Grazia arugula is available in the spring and through the summer months.
Grazia arugula is a considered an “improved” variety of Wild arugula, or Wild Rocket, developed for specific characteristics like slow-bolting and a longer shelf-life. Wild arugula is often referred to as sylvetta or as a ‘sylvetta-type’ which likely comes from “rucola selvatica,” which is Italian for wild rocket. Grazia arugula is botanically classified as Diplotaxis tenuifolia. The aromatic herb is a perennial, whereas garden arugula is typically grown as an annual.
Grazia arugula, like other varieties of wild arugula, is a good source of folic acid, calcium and iron. It also contains vitamin C and beta-carotene. The nutritionally-packed leafy herb also contains phytochemicals like those found in broccoli and cabbage, which have been shown to inhibit tumor growth.

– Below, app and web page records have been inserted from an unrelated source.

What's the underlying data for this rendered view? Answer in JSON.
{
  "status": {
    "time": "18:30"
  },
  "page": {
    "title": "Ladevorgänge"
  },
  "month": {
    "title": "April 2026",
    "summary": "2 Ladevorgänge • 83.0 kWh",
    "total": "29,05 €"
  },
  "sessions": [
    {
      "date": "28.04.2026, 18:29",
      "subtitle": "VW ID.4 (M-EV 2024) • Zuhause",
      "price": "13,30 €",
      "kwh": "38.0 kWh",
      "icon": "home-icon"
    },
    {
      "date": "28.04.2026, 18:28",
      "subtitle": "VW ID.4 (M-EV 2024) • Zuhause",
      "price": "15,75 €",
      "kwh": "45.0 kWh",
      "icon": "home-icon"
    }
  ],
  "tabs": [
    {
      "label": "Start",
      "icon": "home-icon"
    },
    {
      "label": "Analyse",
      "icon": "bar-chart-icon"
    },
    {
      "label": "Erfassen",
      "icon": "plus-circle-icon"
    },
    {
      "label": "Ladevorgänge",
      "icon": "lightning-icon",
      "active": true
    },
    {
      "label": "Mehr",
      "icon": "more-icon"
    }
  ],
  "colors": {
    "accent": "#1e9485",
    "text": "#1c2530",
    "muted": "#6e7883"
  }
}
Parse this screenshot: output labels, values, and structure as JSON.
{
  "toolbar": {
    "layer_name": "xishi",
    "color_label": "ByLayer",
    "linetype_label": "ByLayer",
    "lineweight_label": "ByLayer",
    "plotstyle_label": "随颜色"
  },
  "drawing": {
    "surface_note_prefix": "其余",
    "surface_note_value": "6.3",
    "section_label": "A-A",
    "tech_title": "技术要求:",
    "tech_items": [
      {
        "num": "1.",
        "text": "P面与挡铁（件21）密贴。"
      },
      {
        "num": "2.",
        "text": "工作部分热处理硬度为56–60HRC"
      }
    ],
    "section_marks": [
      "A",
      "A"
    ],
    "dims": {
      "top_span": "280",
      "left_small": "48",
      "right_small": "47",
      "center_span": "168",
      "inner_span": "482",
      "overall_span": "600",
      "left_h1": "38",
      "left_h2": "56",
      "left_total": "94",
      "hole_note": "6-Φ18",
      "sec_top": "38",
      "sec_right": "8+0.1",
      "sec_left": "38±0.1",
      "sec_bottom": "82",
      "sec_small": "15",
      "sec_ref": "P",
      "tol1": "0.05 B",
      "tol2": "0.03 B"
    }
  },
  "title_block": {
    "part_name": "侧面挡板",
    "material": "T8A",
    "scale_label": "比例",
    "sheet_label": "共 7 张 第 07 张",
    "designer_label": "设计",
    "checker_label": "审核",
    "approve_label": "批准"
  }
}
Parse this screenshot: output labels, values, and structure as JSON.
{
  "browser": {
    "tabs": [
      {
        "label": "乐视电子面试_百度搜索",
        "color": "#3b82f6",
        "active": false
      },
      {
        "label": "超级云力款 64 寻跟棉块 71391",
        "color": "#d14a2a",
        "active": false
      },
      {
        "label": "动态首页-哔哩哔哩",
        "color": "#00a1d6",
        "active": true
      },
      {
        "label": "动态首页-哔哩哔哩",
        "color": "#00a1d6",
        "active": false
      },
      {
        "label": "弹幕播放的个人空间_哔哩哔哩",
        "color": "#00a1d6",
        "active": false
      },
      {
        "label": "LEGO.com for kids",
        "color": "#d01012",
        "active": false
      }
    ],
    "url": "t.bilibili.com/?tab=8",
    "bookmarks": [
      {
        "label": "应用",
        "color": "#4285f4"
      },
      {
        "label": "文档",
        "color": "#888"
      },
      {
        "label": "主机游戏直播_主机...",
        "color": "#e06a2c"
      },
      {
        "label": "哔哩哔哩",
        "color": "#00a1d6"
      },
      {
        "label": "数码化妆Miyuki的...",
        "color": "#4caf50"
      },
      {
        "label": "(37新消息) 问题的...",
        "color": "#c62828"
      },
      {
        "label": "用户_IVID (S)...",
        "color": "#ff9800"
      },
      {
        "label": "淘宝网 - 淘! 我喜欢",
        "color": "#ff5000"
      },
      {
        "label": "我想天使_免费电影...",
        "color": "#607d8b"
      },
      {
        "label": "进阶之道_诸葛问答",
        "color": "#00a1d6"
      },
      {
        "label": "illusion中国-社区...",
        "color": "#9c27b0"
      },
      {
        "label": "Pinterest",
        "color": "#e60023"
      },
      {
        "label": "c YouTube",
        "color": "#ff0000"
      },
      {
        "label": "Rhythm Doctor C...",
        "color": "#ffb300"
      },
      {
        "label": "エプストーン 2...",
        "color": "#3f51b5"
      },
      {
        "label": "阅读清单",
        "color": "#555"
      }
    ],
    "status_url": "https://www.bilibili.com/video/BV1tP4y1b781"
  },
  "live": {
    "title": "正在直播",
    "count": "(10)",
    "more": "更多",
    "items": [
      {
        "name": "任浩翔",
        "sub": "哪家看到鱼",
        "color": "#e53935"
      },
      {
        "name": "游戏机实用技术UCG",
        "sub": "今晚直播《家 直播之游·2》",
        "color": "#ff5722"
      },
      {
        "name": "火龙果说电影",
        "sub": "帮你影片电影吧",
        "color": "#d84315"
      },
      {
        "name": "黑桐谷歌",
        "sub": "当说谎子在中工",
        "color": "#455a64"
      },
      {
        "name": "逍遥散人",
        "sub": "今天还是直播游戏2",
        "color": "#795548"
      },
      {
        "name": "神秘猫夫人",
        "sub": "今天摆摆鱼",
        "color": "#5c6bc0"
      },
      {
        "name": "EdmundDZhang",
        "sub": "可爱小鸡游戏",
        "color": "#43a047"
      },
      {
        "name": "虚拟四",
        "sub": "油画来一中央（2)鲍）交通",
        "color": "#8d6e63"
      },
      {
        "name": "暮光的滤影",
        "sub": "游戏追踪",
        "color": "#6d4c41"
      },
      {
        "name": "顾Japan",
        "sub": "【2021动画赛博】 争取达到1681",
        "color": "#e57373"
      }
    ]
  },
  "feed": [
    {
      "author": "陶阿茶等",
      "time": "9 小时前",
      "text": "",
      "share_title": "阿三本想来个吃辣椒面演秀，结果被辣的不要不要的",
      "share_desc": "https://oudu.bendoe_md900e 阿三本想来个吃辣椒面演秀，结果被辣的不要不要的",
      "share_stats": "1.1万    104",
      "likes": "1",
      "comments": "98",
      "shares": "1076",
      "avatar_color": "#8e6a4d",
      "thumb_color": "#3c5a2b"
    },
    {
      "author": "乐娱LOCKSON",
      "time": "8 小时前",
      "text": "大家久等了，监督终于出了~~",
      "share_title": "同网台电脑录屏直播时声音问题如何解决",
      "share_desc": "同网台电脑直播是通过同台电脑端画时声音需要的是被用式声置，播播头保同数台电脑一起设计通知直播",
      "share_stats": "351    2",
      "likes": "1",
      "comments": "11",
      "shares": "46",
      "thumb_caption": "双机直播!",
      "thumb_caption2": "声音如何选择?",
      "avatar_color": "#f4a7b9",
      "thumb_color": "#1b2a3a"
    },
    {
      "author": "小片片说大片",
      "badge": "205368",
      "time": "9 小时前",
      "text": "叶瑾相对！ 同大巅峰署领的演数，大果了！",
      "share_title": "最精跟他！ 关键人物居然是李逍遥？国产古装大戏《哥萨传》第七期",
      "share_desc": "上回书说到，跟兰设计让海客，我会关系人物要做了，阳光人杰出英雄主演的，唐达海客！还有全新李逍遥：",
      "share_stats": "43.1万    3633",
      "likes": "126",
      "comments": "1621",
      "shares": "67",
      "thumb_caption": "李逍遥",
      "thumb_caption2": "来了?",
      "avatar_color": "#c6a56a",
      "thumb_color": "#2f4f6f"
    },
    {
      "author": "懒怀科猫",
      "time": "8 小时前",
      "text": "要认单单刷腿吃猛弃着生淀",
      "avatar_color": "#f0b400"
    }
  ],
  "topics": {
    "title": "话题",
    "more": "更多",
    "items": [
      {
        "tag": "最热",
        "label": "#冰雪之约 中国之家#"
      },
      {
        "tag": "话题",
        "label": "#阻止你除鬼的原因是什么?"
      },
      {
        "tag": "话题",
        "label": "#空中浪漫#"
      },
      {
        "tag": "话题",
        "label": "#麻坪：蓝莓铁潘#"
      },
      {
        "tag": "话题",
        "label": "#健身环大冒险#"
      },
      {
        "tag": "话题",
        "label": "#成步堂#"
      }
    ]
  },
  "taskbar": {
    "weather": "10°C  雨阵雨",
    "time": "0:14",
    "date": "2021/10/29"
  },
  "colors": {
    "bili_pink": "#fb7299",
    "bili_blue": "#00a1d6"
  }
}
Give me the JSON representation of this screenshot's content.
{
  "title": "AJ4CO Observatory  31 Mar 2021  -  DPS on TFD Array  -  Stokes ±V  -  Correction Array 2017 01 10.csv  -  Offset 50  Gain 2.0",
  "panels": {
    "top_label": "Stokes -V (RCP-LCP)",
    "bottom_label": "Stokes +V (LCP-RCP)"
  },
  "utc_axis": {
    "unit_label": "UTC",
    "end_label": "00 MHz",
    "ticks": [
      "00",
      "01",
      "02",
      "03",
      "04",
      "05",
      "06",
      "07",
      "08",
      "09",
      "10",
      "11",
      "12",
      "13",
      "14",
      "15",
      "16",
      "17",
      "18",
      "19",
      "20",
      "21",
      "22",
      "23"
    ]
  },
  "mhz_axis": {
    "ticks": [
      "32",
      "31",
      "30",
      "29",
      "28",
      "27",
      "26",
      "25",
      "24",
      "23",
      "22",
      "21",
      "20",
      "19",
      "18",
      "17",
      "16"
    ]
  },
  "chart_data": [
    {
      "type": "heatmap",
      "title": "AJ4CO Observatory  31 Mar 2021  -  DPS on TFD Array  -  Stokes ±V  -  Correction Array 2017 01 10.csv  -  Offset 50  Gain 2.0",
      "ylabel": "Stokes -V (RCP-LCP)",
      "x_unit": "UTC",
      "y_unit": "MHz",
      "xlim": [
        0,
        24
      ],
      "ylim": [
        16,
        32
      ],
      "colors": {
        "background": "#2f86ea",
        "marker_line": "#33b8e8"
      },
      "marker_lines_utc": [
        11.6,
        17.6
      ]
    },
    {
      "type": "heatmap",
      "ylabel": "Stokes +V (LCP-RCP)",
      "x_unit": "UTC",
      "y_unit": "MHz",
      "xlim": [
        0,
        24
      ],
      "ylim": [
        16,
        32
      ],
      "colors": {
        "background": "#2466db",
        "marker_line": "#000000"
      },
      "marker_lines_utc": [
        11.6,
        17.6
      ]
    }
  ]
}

The peppery flavor of Grazia arugula makes a nice addition to green salads, and pairs well with beets goat or blue cheeses. Add Grazia arugula to hot or cold sandwiches as an alternative to green leafy lettuce. Toss Grazia arugula with freshly cooked linguine with garlic and cherry tomatoes. Sauteeing Grazia arugula will lessen its spicy flavor. Grazia arugula has a longer shelf-life than any variety of wild arugula. Store fresh leaves unwashed in a plastic bag in the crisper drawer of the refrigerator for up to ten days.
Wild arugula has been used since ancient times and was a component of typical Roman salad, along with chicory, romaine and lavender. Wild arugula was a primary leafy vegetable for many people living in the northern Mediterranean region.
Grazia arugula is a relatively new variety of wild arugula. Native to Europe, western Asia and northern Africa, wild arugula can be found growing in meadows and fields, or in some man-made environments – hence the nickname, “perennial wall rocket.” The herb was introduced to North and South America and Australia, and has become naturalized on those continents. Grazia arugula grows well in both cold and warm climates, and keeps well after harvest, two characteristics that make it stand out from other wild arugula varieties. It is also one of the few wild arugula varieties that can grow in semi-humid environments.